RECORDS FOR THE EXERCISE -
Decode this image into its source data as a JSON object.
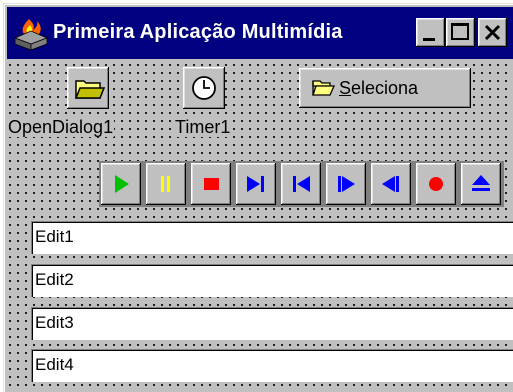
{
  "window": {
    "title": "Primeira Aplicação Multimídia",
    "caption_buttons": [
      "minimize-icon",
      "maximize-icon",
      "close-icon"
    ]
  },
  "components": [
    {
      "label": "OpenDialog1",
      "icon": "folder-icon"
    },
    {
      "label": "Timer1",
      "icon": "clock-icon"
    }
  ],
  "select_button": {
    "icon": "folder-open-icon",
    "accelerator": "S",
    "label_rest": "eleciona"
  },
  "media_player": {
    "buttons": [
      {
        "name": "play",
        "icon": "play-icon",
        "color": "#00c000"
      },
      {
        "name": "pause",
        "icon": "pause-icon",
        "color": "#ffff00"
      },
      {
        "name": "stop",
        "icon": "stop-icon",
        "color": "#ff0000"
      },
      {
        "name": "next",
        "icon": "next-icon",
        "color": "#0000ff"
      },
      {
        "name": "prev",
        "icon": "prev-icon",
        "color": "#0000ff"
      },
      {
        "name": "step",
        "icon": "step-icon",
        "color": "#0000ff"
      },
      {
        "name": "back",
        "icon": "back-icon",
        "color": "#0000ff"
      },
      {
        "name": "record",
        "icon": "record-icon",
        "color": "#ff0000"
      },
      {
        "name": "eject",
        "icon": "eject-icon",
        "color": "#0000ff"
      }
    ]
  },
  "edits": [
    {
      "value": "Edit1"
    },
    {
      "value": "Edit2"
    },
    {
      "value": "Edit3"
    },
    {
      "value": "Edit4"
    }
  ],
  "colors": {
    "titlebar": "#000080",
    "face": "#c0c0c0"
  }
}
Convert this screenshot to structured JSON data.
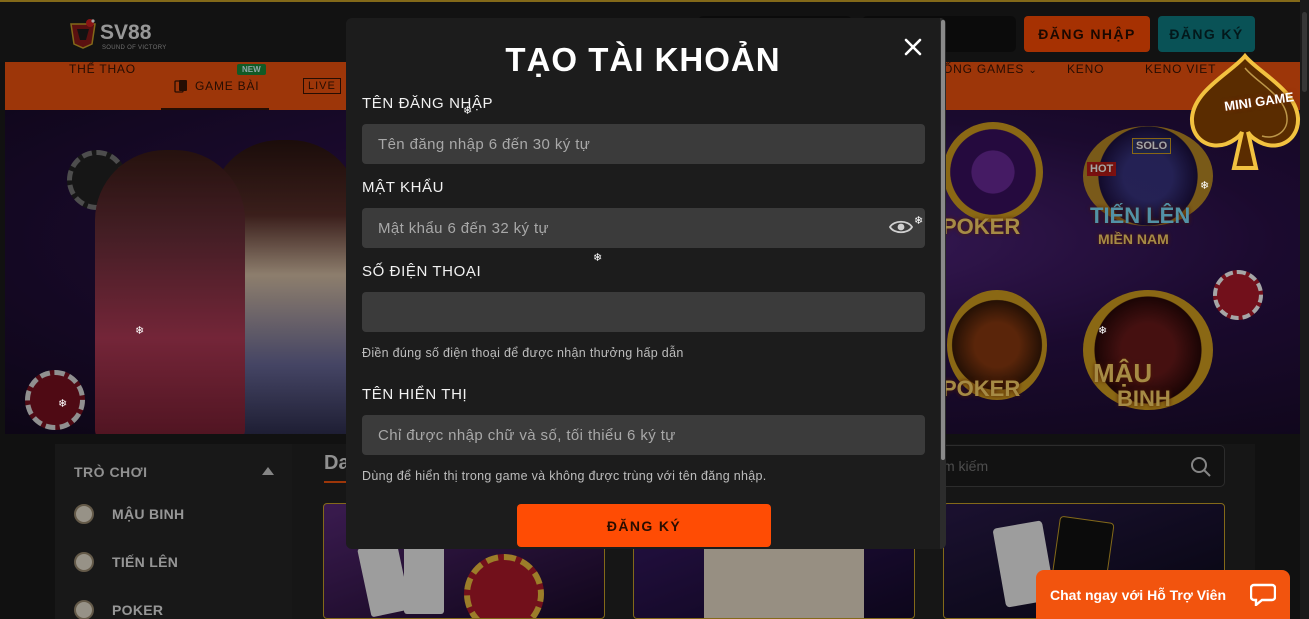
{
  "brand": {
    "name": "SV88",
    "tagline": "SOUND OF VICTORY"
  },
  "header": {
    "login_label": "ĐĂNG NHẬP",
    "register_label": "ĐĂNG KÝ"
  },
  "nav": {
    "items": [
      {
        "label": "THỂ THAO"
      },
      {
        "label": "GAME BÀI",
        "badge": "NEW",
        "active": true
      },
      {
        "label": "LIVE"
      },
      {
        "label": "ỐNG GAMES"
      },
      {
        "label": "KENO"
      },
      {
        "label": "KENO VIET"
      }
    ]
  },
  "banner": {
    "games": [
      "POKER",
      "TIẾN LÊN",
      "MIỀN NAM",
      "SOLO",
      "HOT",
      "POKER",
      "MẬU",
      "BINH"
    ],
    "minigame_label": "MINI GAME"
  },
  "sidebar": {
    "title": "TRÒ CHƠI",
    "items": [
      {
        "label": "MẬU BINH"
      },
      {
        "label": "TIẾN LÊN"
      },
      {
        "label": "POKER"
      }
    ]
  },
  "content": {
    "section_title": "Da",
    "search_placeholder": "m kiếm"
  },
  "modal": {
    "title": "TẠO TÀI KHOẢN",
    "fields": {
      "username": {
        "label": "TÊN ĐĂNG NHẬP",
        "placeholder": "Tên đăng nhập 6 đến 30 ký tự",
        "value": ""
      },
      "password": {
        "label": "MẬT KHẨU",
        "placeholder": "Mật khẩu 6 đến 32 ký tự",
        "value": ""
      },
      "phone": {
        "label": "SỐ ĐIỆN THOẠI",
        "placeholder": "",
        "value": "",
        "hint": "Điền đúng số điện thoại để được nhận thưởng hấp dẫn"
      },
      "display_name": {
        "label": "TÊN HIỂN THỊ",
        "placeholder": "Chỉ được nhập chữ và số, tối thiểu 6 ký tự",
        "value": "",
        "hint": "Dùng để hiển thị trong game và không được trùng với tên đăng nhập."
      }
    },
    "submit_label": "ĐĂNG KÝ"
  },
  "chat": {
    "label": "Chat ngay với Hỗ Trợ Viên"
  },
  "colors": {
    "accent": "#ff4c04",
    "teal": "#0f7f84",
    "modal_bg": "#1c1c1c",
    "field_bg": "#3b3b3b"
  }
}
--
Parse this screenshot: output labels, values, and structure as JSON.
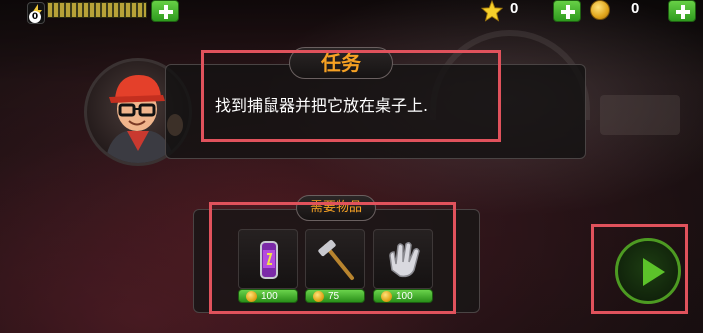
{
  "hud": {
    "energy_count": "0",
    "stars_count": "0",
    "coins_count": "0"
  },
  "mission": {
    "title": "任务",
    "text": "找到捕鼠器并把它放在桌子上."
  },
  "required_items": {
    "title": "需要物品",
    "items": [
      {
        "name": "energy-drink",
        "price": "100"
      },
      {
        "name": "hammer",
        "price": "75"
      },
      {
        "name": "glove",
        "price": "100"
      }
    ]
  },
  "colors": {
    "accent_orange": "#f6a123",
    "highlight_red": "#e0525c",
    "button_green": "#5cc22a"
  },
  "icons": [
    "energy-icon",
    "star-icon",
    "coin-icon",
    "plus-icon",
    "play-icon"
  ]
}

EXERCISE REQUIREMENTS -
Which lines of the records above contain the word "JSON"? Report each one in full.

EXERCISE SOLUTION -
Decode this image into its source data as a JSON object.
Convert this screenshot to structured JSON data.
Parse this screenshot: output labels, values, and structure as JSON.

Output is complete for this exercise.